Tim Berners-Lee, inventor of the world-wide web, has hit out at the dominance of global internet giants
in a blog post marking the World Wide Web’s 29th birthday.
Rather than the decentralised, transparent, information ‘super highway’ once envisaged, the internet has become dominated by a few powerful platforms, he writes.
“This concentration of power creates a new set of gatekeepers, allowing a handful of platforms to control which ideas and opinions are seen and shared.”
These companies are able to acquire rivals and set up barriers to entry. Combined with the advantage afforded them by user data, Berners-Lee predicts the next 20 years to be ‘far less innovative than the last.”
He goes on to say that such is the power of internet giants, that it is possible for them to ‘weaponise the web at scale’ referring to fake news, election trolling and hijacking, and data theft.
But Berners-Lee says these problems are just bugs that have been created by people and can be fixed by people. He does not stipulate just how to go about rebuilding 'a web we all want’.
His concerns join a growing chorus of concern from policymakers through to media owners, such as the chairman of ITV Sir Peter Bazalgette who recently claimed that online giants posed a danger to civil society, and that they care more about algorithms than ethics.
Europe’s response has, so far, been regulatory: in the form of the General Data Protection Rules, which take effect in the UK this month. This is the most muscular and far-reaching regulatory response to protection of citizen’s data online.
Whether regulation can ever match commercial might online remains to be seen.

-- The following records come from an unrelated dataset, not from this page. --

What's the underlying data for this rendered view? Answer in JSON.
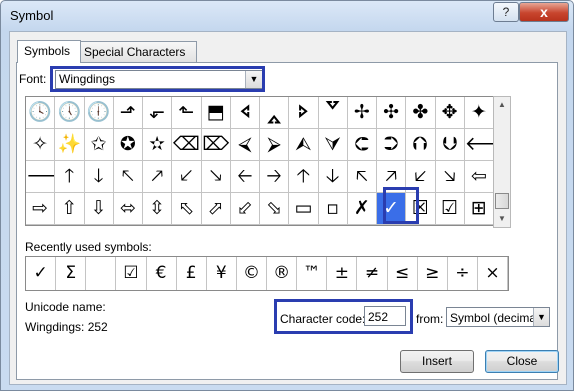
{
  "window": {
    "title": "Symbol",
    "help_label": "?",
    "close_label": "x"
  },
  "tabs": [
    {
      "label": "Symbols",
      "selected": true
    },
    {
      "label": "Special Characters",
      "selected": false
    }
  ],
  "font": {
    "label": "Font:",
    "value": "Wingdings"
  },
  "symbol_grid": {
    "rows": [
      [
        "🕓",
        "🕔",
        "🕕",
        "⬏",
        "⬐",
        "⬑",
        "⬒",
        "🢔",
        "🢕",
        "🢖",
        "🢗",
        "✢",
        "✣",
        "✤",
        "✥",
        "✦"
      ],
      [
        "✧",
        "✨",
        "✩",
        "✪",
        "✫",
        "⌫",
        "⌦",
        "⮘",
        "⮚",
        "⮙",
        "⮛",
        "⮈",
        "⮊",
        "⮉",
        "⮋",
        "🡐"
      ],
      [
        "🡒",
        "🡑",
        "🡓",
        "🡔",
        "🡕",
        "🡗",
        "🡖",
        "🡠",
        "🡢",
        "🡡",
        "🡣",
        "🡤",
        "🡥",
        "🡧",
        "🡦",
        "⇦"
      ],
      [
        "⇨",
        "⇧",
        "⇩",
        "⬄",
        "⇳",
        "⬁",
        "⬀",
        "⬃",
        "⬂",
        "▭",
        "▫",
        "✗",
        "✓",
        "☒",
        "☑",
        "⊞"
      ]
    ],
    "selected": {
      "row": 3,
      "col": 12,
      "glyph": "✓"
    }
  },
  "recent": {
    "label": "Recently used symbols:",
    "symbols": [
      "✓",
      "Σ",
      "",
      "☑",
      "€",
      "£",
      "¥",
      "©",
      "®",
      "™",
      "±",
      "≠",
      "≤",
      "≥",
      "÷",
      "×"
    ]
  },
  "unicode": {
    "label": "Unicode name:",
    "value": "Wingdings: 252"
  },
  "character_code": {
    "label": "Character code:",
    "value": "252"
  },
  "from": {
    "label": "from:",
    "value": "Symbol (decimal)"
  },
  "buttons": {
    "insert": "Insert",
    "close": "Close"
  },
  "colors": {
    "highlight": "#2a3db0",
    "selection": "#3a6ee8"
  }
}
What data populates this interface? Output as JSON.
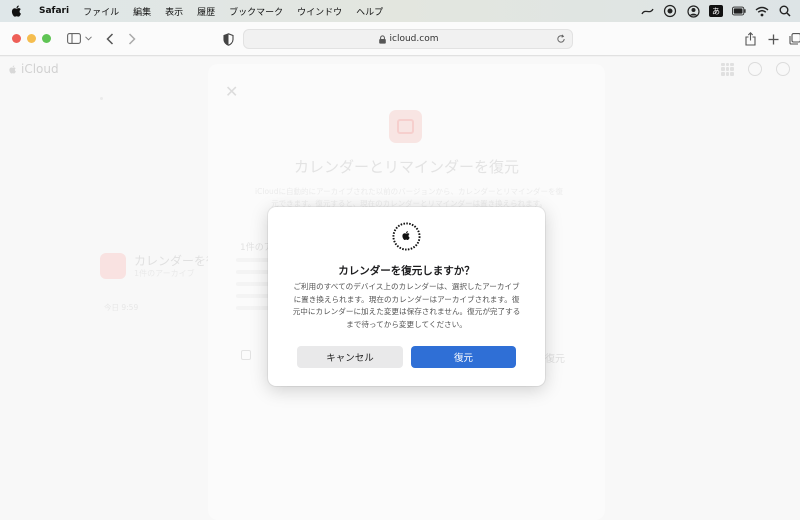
{
  "menubar": {
    "items": [
      "Safari",
      "ファイル",
      "編集",
      "表示",
      "履歴",
      "ブックマーク",
      "ウインドウ",
      "ヘルプ"
    ],
    "input_indicator": "あ"
  },
  "toolbar": {
    "url": "icloud.com"
  },
  "page": {
    "logo_text": "iCloud"
  },
  "background_card": {
    "title": "カレンダーとリマインダーを復元",
    "description": "iCloudに自動的にアーカイブされた以前のバージョンから、カレンダーとリマインダーを復元できます。復元すると、現在のカレンダーとリマインダーは置き換えられます。",
    "section_label": "1件のアーカイブ",
    "restore_link": "復元"
  },
  "left_item": {
    "title": "カレンダーを復元",
    "subtitle": "1件のアーカイブ",
    "date": "今日 9:59"
  },
  "dialog": {
    "title": "カレンダーを復元しますか？",
    "body": "ご利用のすべてのデバイス上のカレンダーは、選択したアーカイブに置き換えられます。現在のカレンダーはアーカイブされます。復元中にカレンダーに加えた変更は保存されません。復元が完了するまで待ってから変更してください。",
    "cancel_label": "キャンセル",
    "restore_label": "復元"
  },
  "colors": {
    "primary_button": "#2f6fd6",
    "cancel_button": "#e9e9ea",
    "traffic_red": "#ee5f57",
    "traffic_yellow": "#f5bd4f",
    "traffic_green": "#5fc454"
  }
}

Meanwhile, Britain has been toying with proposals to make Britain the safest place in the world to be online.
Some observations from World Class Britain’s perspective.